prosecution does not attribute any overt act to the accused appellant Mithu
Singh. The totality of the circumstances found against him is that he came to
the house with Bharpur Singh, the co-accused, he was also armed with a pistol
and after Bharpur Singh fired a single shot which proved to be fatal, both took
to their heels. The allegation that Bharpur Singh and Mithu Singh belong to one
party faction, is not based on any concrete fact wherefrom such an inference
may be drawn by the court and, therefore, does not go beyond being merely a
ipse dixit of the witnesses. Therefore, the question arises, whether an
inference, as to Mithu Singh having shared a common intention to cause the
death of deceased Gurdial Kaur with the co-accused Bharpur Singh, can be drawn?
To substantiate a charge under Section 302 with the aid of Section 34, it must
be shown that the criminal act complained against was done by one of the
accused persons in furtherance of the common intention of the both. Common
intention has to be distinguished from same or similar intention.

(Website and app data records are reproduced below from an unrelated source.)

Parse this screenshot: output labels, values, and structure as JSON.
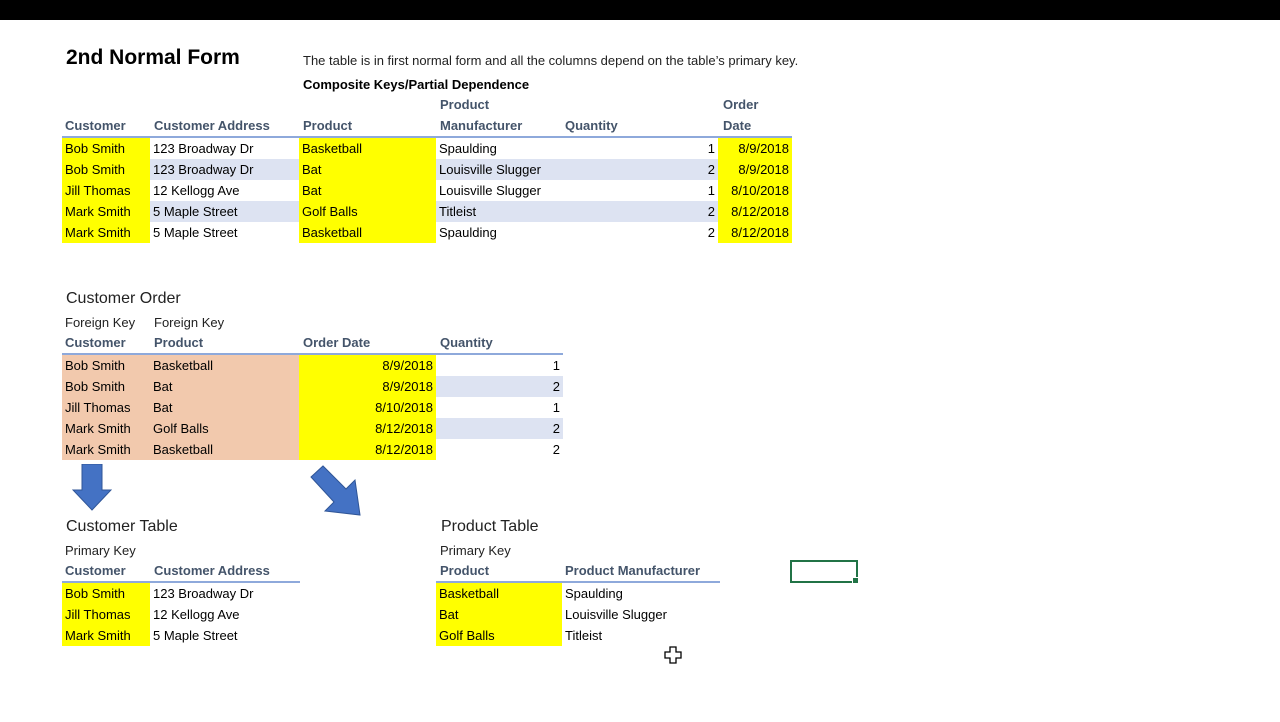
{
  "title": "2nd Normal Form",
  "intro": "The table is in first normal form and all the columns depend on the table’s primary key.",
  "subtitle": "Composite Keys/Partial Dependence",
  "colors": {
    "key_highlight": "#ffff00",
    "foreign_key_highlight": "#f2c9ad",
    "band": "#dde3f2",
    "header_text": "#44546a",
    "header_rule": "#8ea9db",
    "selection": "#217346",
    "arrow": "#4472c4"
  },
  "main_table": {
    "headers": {
      "customer": "Customer",
      "address": "Customer Address",
      "product": "Product",
      "manufacturer_1": "Product",
      "manufacturer_2": "Manufacturer",
      "quantity": "Quantity",
      "date_1": "Order",
      "date_2": "Date"
    },
    "rows": [
      {
        "customer": "Bob Smith",
        "address": "123 Broadway Dr",
        "product": "Basketball",
        "manufacturer": "Spaulding",
        "quantity": "1",
        "date": "8/9/2018"
      },
      {
        "customer": "Bob Smith",
        "address": "123 Broadway Dr",
        "product": "Bat",
        "manufacturer": "Louisville Slugger",
        "quantity": "2",
        "date": "8/9/2018"
      },
      {
        "customer": "Jill Thomas",
        "address": "12 Kellogg Ave",
        "product": "Bat",
        "manufacturer": "Louisville Slugger",
        "quantity": "1",
        "date": "8/10/2018"
      },
      {
        "customer": "Mark Smith",
        "address": "5 Maple Street",
        "product": "Golf Balls",
        "manufacturer": "Titleist",
        "quantity": "2",
        "date": "8/12/2018"
      },
      {
        "customer": "Mark Smith",
        "address": "5 Maple Street",
        "product": "Basketball",
        "manufacturer": "Spaulding",
        "quantity": "2",
        "date": "8/12/2018"
      }
    ]
  },
  "customer_order": {
    "title": "Customer Order",
    "fk_label_1": "Foreign Key",
    "fk_label_2": "Foreign Key",
    "headers": {
      "customer": "Customer",
      "product": "Product",
      "date": "Order Date",
      "quantity": "Quantity"
    },
    "rows": [
      {
        "customer": "Bob Smith",
        "product": "Basketball",
        "date": "8/9/2018",
        "quantity": "1"
      },
      {
        "customer": "Bob Smith",
        "product": "Bat",
        "date": "8/9/2018",
        "quantity": "2"
      },
      {
        "customer": "Jill Thomas",
        "product": "Bat",
        "date": "8/10/2018",
        "quantity": "1"
      },
      {
        "customer": "Mark Smith",
        "product": "Golf Balls",
        "date": "8/12/2018",
        "quantity": "2"
      },
      {
        "customer": "Mark Smith",
        "product": "Basketball",
        "date": "8/12/2018",
        "quantity": "2"
      }
    ]
  },
  "customer_table": {
    "title": "Customer Table",
    "pk_label": "Primary Key",
    "headers": {
      "customer": "Customer",
      "address": "Customer Address"
    },
    "rows": [
      {
        "customer": "Bob Smith",
        "address": "123 Broadway Dr"
      },
      {
        "customer": "Jill Thomas",
        "address": "12 Kellogg Ave"
      },
      {
        "customer": "Mark Smith",
        "address": "5 Maple Street"
      }
    ]
  },
  "product_table": {
    "title": "Product Table",
    "pk_label": "Primary Key",
    "headers": {
      "product": "Product",
      "manufacturer": "Product Manufacturer"
    },
    "rows": [
      {
        "product": "Basketball",
        "manufacturer": "Spaulding"
      },
      {
        "product": "Bat",
        "manufacturer": "Louisville Slugger"
      },
      {
        "product": "Golf Balls",
        "manufacturer": "Titleist"
      }
    ]
  },
  "icons": {
    "arrow_down": "arrow-down-icon",
    "arrow_diagonal": "arrow-down-right-icon",
    "cursor": "cell-cursor-icon"
  }
}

It is true
that it is difficult, if not impossible, to collect and produce direct evidence
in proof of the intention of the accused and mostly an inference as to
intention shall have to be drawn from the acts or conduct of the accused or
other relevant circumstances, as available. An inference as to common intention
shall not be readily drawn; the culpable liability can arise only if such
inference can be drawn with a certain degree of assurance. At the worst Mithu
Singh, accused appellant, knew that his co-accused Bharpur Singh was armed with
a pistol. The knowledge of previous enemity existing between Bharpur Singh and
the deceased can also be attributed to Mithu Singh. But there is nothing
available on record to draw an inference that the co-accused Bharpur Singh had
gone to the house of the deceased with the intention of causing her death and
such intention was known to Mithu Singh, much less shared by him. Simply
because Mithu Singh was himself armed with a pistol that would not necessarily
lead to an inference that he had also reached the house of the deceased or had
accompanied the co-accused Bharpur Singh with the intention of causing the
death of Gurdial Kaur. In our opinion, an inference as to Mithu Singh accused
appellant, having shared with Bharpur Singh a common intention of causing the
murder of deceased Gurdial Kaur cannot be drawn.
conviction under Section 302/34, IPC cannot be sustained and must be set aside.
as the offence under Section 27 of Arms Act is concerned, we do not find any
reason to doubt the recovery of pistol from his possession when he was
apprehended on being chased by the villagers. It is true that ASI Gurcharan
Singh has not been examined as he had died before the commencement of trial.
However, there is no reason to disbelieve the statement of panch witness Babusingh
PW10, who is also a village panch, deposing to the recovery of the pistol from
the possession of Mithu Singh. The pistol was fired to scare away the people
chasing him to apprehend him.
pistol is not shown to be licensed, and was also used, his conviction under
Section 27 of the Arms Act cannot be found fault with.
appeal is partly allowed. Conviction of Mithu Singh, the accused appellant,
under Section 302/34 IPC is set aside. The amount of fine of Rs.1,000/-, if realised
from him, shall be refunded to him. In so far as conviction under Section 27 of
the Arms Act and the sentence of two years R.I. is concerned, the same are
maintained. The appellant has already served out that sentence. He is on bail.
He need not surrender to the bail bonds which shall stand discharged.